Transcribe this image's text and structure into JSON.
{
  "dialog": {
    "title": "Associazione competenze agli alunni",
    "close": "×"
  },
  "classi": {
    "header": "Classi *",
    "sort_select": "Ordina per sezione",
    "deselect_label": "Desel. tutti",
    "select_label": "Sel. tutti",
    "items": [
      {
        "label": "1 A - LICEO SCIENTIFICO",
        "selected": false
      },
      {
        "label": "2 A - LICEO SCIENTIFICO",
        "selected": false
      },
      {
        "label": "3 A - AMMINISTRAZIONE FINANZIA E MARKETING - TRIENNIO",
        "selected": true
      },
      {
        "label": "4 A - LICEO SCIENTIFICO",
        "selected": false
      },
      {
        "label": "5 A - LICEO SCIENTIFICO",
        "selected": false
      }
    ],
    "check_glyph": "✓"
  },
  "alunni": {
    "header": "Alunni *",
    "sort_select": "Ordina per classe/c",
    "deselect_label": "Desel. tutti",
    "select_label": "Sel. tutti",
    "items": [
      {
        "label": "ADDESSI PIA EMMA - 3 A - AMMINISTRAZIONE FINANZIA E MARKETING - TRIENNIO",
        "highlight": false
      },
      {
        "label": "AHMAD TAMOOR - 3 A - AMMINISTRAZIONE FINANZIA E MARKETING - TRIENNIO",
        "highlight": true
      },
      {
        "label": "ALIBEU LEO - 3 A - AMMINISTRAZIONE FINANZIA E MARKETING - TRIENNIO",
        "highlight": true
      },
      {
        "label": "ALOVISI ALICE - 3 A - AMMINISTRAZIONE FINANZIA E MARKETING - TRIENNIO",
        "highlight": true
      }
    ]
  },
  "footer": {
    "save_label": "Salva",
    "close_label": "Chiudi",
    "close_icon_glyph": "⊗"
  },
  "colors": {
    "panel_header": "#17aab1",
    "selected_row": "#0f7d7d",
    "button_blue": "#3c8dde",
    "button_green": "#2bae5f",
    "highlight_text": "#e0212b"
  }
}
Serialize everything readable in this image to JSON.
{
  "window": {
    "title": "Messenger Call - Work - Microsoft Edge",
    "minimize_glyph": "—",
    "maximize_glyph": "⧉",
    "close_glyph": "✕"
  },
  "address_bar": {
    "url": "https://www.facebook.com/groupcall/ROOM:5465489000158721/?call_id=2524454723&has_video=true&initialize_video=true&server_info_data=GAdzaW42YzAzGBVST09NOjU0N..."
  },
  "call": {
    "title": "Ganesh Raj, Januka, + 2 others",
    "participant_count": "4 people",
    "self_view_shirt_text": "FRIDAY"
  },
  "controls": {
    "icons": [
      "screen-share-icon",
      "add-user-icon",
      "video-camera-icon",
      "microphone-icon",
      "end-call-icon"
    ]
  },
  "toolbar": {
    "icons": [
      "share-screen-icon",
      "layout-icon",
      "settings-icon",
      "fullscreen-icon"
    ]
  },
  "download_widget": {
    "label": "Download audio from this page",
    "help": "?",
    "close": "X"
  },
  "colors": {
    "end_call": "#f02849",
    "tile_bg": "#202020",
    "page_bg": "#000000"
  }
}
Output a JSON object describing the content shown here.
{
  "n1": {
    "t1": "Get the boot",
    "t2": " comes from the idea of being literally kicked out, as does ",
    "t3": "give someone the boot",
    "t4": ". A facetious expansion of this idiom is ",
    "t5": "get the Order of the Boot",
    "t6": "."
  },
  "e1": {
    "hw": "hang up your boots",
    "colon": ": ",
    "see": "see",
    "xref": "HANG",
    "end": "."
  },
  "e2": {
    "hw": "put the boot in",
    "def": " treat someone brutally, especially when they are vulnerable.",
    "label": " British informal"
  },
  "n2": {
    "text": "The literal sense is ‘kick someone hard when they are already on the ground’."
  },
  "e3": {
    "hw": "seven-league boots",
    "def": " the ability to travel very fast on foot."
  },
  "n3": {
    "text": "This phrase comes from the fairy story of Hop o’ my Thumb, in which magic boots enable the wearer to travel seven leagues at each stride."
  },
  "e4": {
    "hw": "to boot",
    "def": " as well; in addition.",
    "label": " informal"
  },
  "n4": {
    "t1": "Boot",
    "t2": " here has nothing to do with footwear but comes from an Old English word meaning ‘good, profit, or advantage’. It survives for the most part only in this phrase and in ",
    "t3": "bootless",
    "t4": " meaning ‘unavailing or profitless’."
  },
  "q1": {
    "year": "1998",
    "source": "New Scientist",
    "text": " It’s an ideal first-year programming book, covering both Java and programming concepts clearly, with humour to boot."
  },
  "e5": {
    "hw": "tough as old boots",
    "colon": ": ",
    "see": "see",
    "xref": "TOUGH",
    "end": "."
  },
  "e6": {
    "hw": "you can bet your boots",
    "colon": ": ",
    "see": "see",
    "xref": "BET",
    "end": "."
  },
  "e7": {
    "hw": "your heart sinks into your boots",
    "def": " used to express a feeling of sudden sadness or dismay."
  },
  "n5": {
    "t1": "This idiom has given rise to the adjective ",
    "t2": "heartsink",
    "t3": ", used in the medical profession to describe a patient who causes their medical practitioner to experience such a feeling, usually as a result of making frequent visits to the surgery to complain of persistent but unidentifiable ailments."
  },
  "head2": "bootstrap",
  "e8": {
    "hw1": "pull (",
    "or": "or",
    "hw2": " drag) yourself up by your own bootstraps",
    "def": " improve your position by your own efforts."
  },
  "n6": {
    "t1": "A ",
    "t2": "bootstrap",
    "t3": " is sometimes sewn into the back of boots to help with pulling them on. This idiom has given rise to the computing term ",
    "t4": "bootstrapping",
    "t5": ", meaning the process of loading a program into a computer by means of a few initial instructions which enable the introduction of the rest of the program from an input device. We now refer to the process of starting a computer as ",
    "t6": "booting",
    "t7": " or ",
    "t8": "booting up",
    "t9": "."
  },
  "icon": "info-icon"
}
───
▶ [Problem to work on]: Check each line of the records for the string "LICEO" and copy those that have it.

▶ [Solved exercise]:
        "label": "1 A - LICEO SCIENTIFICO",
        "label": "2 A - LICEO SCIENTIFICO",
        "label": "4 A - LICEO SCIENTIFICO",
        "label": "5 A - LICEO SCIENTIFICO",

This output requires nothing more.